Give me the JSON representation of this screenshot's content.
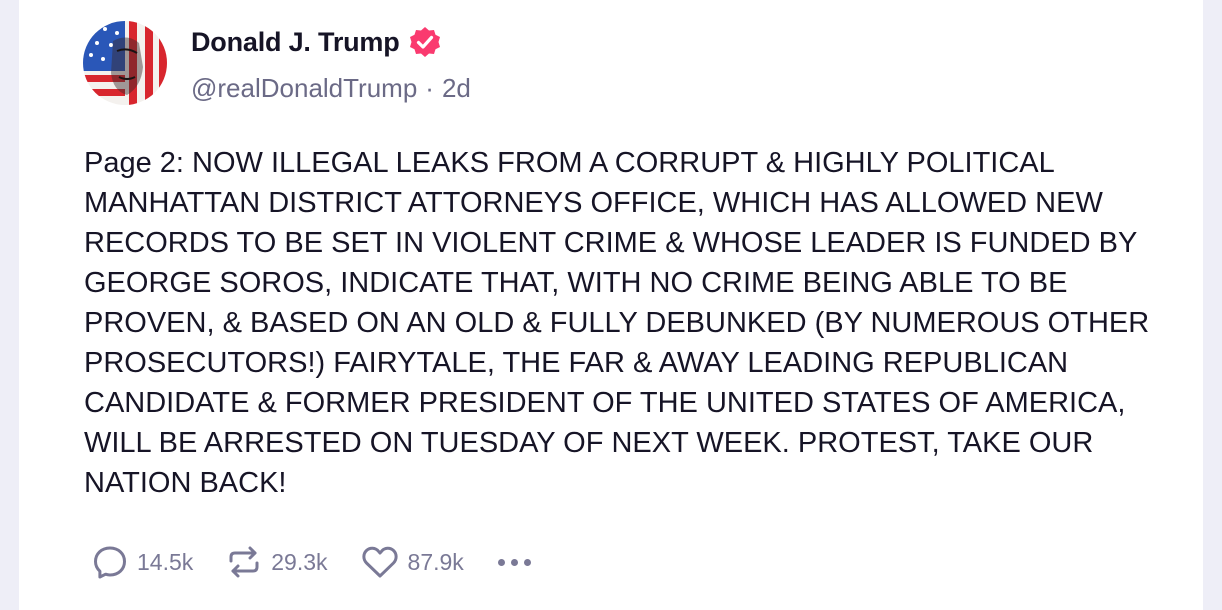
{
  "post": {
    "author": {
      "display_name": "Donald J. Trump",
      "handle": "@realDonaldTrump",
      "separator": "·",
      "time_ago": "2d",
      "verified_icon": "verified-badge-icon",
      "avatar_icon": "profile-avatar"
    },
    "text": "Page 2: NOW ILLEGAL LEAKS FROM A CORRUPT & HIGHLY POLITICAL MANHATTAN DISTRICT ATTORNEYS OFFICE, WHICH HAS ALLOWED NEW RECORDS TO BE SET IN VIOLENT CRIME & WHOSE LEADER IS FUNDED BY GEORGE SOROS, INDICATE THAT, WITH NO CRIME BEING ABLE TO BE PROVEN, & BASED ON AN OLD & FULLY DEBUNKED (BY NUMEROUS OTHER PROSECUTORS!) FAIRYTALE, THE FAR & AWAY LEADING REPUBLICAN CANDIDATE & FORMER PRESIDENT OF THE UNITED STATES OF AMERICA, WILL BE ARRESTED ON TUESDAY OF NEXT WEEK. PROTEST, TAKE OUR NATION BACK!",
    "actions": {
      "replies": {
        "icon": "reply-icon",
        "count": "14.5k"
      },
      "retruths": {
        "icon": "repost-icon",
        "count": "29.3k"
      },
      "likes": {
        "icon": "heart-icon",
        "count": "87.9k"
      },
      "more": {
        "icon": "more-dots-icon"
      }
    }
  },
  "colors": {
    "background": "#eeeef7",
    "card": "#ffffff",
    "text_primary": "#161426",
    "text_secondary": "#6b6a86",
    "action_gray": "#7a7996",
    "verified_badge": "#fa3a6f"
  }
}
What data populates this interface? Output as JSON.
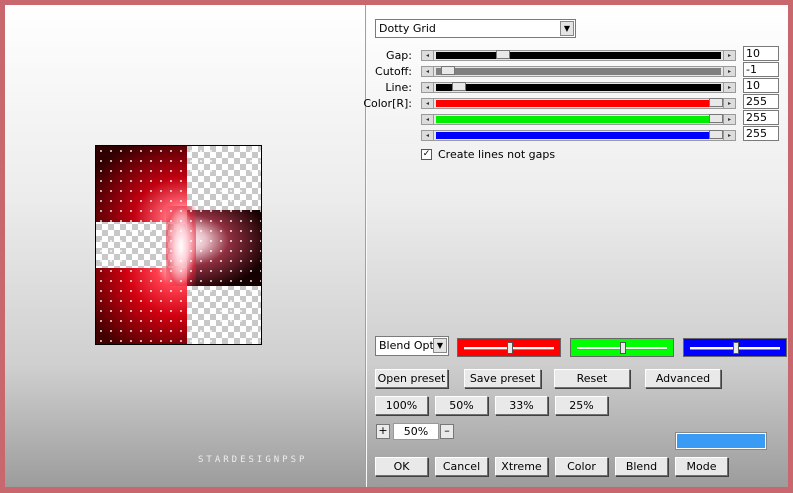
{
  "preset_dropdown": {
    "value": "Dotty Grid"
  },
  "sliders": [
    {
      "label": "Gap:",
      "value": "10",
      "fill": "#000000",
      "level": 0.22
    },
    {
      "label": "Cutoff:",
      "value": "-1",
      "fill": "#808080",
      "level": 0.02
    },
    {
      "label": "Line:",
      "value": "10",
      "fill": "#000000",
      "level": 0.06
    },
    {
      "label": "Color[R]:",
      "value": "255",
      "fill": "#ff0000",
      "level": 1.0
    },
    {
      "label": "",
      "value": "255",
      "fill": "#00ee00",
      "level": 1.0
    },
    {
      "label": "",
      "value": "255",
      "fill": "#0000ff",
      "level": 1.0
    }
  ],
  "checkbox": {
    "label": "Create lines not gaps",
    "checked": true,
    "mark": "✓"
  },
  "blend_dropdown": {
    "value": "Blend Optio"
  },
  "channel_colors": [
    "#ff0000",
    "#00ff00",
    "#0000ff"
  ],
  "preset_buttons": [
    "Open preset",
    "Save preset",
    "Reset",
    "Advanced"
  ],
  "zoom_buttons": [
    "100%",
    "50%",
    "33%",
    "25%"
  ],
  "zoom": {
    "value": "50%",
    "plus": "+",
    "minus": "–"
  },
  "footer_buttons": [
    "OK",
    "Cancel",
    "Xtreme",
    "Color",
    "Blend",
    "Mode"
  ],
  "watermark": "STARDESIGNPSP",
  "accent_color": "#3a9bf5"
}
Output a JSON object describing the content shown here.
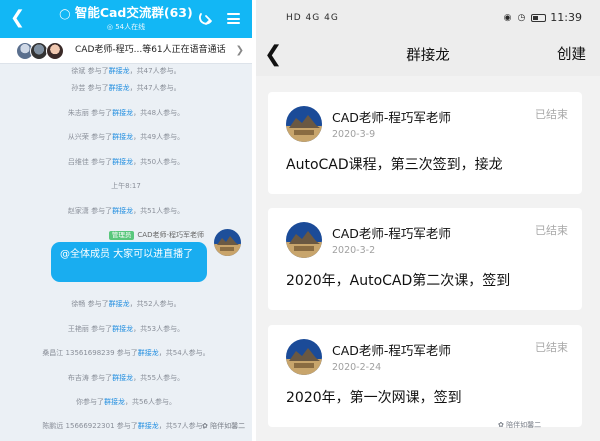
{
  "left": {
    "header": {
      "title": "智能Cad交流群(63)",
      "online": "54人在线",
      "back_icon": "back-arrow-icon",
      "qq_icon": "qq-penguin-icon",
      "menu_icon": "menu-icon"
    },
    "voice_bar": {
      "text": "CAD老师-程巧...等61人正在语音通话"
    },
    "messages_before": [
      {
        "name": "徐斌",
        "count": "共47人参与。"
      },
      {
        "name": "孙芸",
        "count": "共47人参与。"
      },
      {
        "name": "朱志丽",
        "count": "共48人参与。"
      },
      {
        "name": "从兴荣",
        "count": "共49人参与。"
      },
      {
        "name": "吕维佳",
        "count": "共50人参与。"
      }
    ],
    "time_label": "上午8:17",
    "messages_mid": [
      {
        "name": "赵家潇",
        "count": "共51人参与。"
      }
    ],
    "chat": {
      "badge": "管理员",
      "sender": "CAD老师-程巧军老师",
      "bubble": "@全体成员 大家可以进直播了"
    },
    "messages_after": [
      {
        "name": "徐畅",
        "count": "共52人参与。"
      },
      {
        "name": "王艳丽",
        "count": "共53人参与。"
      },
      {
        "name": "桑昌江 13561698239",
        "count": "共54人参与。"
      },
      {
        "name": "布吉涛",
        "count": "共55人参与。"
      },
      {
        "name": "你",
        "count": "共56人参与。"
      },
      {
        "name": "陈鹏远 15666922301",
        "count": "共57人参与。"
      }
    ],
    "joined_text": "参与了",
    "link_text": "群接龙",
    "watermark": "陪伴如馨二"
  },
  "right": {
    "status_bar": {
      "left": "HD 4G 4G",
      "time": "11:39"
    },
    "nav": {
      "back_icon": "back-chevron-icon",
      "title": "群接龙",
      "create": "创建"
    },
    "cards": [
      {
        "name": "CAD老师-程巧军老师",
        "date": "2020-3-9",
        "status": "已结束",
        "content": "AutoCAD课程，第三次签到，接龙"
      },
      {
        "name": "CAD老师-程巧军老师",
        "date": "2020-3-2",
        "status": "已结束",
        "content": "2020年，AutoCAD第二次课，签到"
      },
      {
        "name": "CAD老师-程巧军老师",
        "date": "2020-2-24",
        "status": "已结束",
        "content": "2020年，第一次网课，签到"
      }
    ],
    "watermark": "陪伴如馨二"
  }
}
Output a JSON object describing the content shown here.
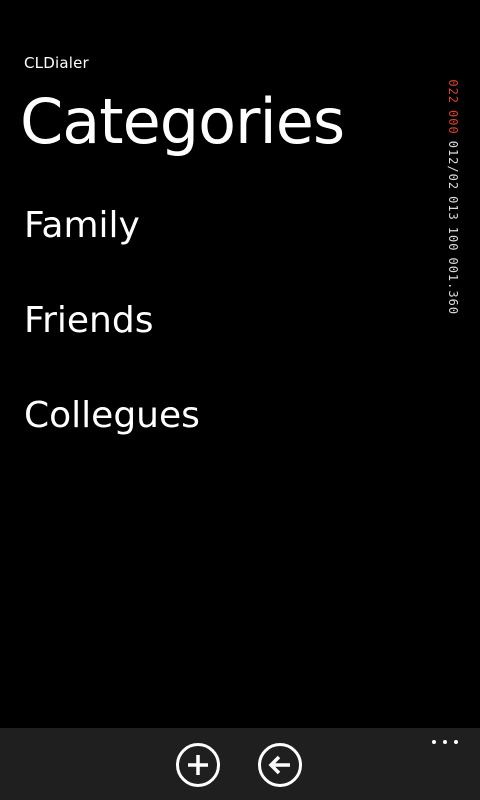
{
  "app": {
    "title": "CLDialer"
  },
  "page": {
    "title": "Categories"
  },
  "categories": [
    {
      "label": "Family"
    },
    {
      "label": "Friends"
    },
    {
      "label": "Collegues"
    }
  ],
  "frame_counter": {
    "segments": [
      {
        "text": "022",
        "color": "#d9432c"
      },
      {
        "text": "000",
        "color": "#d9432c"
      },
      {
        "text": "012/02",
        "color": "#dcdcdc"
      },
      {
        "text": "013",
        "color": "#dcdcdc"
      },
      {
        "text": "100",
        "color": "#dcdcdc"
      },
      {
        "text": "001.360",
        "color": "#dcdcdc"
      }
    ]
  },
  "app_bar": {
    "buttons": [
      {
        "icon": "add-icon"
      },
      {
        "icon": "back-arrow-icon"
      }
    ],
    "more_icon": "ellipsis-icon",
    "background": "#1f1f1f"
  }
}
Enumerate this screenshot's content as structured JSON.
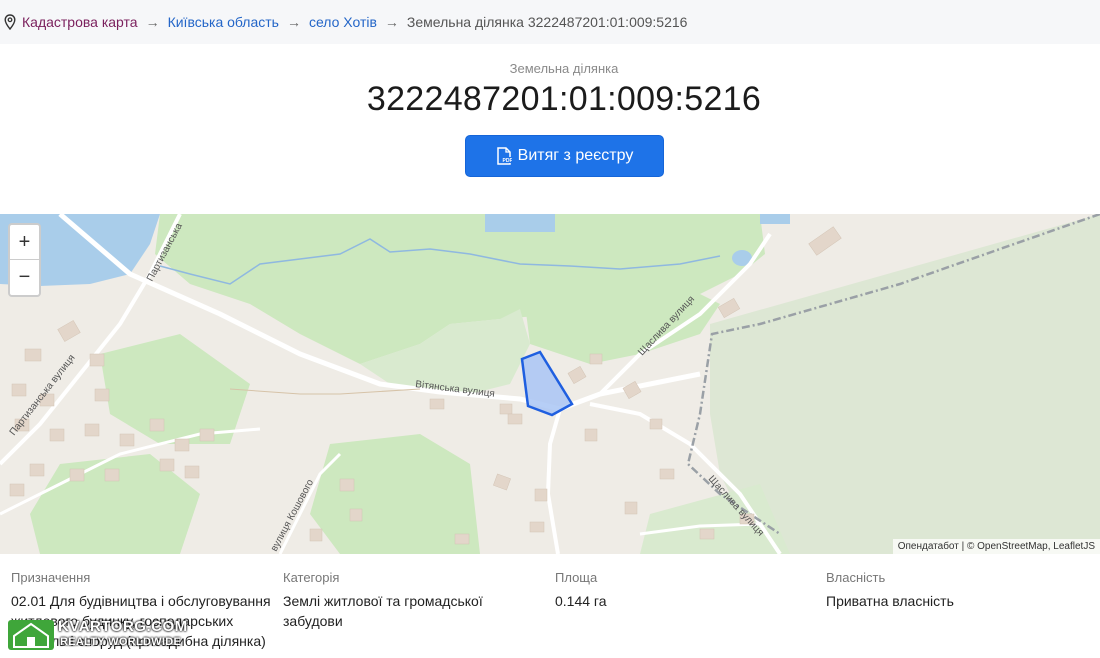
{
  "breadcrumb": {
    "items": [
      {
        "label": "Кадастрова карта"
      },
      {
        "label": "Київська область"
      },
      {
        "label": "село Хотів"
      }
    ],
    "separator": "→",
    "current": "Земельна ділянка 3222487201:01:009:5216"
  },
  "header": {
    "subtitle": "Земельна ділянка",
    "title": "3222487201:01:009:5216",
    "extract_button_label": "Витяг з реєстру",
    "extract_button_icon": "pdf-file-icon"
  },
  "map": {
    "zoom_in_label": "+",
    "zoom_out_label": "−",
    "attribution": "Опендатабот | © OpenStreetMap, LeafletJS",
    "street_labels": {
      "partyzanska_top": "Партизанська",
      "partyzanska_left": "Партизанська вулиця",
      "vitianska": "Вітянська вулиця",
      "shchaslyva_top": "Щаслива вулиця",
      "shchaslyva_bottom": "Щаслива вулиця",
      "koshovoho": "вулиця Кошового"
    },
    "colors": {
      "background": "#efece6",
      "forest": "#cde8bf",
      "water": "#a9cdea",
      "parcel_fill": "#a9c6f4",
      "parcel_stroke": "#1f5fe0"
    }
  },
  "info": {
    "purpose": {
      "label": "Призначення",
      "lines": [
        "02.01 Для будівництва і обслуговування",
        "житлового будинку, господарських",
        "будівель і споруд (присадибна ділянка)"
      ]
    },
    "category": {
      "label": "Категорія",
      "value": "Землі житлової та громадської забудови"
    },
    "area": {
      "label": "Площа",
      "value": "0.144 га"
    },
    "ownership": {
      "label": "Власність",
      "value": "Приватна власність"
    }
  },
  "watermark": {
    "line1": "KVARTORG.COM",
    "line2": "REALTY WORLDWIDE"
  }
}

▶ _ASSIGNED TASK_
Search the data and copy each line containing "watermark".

▶ _COMPLETED TASK_
  "watermark": "STARDESIGNPSP",
    "watermark": "陪伴如馨二"
    "watermark": "陪伴如馨二"
  "watermark": {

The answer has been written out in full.